The Black Friday online gambling trial has taken yet another turn after one of the defendants has pleaded guilty to misdemeanor.
An additional extension prior to the trial had originally been given following the previous extension’s expiration this month, meaning the trial would commence in May, however the sudden change of plea by John Campos might change that.
Black Friday took place when three online poker sites were found to be operating illegal gambling sites in direct violation of the federal wire act, which in itself has recently been the subject of a change to American gambling laws in recent months.
Under the law all online gambling enterprises were considered to be illegal and outlawed, though recently, the US Justice Department has deemed only online sports betting illegal in the United States.
United States gambling news reports that the last defendant scheduled for trial, Mr. Campos, a former Utah bank executive has decided to plead guilty to bank charges that are rumored to include money laundering.
His defense lawyer, Fredrick Hafetz has called the guilty plea an “excellent resolution” after his fellow co-defendant – who was also scheduled to appear before court alongside him – pleaded guilty to misdemeanor on Monday, one day prior to John Campos own admission of guilt.
The trial has caused quite a stir in the country following the changes to the federal wire act, and each state deciding their own laws regarding gambling. It is entirely possible that before the end of the year there will be several states running online poker sites in United States legally, a situation which had the accused been participating in then, would have been far less severe.
Mr. Campos was accused of processing money for Poker Stars, Full Tilt Poker and Absolute Poker, three of the websites shut down by the US during the Black Friday event.
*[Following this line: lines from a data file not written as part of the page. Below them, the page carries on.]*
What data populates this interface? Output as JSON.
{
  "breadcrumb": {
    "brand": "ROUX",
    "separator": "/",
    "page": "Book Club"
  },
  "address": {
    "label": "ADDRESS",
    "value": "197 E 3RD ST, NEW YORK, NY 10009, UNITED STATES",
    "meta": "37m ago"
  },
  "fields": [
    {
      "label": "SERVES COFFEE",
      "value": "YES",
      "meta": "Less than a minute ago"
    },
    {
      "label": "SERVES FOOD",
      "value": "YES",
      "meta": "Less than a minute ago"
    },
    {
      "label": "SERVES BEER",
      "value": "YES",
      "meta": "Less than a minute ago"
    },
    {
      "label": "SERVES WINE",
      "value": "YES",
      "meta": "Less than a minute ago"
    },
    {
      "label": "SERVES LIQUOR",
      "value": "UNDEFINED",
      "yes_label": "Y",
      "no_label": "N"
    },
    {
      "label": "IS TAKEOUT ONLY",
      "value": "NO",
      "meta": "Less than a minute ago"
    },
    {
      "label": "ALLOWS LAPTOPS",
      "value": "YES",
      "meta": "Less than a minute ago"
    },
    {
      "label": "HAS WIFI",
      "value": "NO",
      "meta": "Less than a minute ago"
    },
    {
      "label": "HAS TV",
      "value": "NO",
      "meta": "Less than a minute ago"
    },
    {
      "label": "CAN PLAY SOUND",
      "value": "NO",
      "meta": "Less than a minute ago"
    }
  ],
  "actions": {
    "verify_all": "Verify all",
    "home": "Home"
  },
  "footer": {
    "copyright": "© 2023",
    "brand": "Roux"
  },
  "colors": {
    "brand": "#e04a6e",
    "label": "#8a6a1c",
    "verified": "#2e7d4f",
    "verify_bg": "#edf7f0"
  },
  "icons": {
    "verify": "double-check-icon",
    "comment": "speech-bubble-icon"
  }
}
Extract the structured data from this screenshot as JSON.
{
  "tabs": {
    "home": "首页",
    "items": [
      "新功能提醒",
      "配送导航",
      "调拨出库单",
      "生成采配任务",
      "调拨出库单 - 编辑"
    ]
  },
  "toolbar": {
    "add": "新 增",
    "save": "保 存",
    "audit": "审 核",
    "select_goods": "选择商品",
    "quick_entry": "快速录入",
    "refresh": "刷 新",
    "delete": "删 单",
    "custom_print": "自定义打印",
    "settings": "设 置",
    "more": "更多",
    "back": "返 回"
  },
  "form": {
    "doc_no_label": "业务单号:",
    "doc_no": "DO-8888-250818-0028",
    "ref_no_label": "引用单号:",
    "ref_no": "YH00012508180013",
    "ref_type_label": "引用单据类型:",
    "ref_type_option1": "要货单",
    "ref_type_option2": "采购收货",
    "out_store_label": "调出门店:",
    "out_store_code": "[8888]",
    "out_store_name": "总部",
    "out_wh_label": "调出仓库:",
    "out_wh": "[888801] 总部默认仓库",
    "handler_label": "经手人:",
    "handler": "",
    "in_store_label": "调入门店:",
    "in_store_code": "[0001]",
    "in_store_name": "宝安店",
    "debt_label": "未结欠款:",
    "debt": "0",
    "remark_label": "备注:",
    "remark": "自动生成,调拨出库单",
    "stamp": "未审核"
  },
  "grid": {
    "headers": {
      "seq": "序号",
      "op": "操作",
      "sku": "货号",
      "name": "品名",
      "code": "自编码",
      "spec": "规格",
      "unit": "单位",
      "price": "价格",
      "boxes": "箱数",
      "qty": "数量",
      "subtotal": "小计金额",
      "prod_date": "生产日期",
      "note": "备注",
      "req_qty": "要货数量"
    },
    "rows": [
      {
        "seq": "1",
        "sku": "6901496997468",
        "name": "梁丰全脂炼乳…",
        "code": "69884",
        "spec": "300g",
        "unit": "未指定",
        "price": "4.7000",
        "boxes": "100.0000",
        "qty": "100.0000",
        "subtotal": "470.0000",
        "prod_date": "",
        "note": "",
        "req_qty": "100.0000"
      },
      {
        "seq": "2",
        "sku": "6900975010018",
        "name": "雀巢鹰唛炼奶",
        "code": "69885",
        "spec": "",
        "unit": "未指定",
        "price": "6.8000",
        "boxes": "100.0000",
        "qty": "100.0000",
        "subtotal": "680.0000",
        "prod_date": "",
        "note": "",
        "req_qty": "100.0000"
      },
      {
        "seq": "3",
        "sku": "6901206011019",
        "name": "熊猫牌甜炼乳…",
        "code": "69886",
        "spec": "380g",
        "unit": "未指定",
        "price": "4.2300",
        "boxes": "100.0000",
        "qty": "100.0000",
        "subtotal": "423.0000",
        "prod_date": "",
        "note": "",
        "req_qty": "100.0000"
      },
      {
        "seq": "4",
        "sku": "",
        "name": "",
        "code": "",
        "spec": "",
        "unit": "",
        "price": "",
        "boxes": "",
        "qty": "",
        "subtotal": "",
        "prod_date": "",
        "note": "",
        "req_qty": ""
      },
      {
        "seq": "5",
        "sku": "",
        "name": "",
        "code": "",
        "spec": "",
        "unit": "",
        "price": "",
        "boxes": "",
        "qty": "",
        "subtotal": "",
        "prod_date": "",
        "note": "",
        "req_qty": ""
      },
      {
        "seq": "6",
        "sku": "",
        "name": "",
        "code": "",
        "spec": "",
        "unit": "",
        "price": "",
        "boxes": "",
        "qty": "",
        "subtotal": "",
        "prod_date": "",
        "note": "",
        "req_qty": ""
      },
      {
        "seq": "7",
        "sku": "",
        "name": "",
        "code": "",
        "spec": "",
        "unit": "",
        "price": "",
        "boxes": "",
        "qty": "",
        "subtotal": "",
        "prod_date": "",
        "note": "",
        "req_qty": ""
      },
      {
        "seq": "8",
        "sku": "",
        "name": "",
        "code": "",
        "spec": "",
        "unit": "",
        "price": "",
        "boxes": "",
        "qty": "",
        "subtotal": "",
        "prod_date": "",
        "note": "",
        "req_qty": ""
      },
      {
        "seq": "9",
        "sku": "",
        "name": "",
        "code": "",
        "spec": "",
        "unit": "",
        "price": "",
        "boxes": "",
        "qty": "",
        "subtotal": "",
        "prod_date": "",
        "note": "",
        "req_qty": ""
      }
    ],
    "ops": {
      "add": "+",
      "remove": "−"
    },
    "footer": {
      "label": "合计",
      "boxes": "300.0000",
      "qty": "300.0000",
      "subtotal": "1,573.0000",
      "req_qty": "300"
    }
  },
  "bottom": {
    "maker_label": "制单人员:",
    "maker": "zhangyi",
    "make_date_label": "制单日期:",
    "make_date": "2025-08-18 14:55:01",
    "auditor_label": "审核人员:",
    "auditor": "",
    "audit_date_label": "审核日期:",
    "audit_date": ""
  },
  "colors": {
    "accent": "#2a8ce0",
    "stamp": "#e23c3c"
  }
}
With both defendants pleaded guilty to the charge it is unlikely that the case against them will continue, however the situation regarding the three sites and their respective owners is far from over.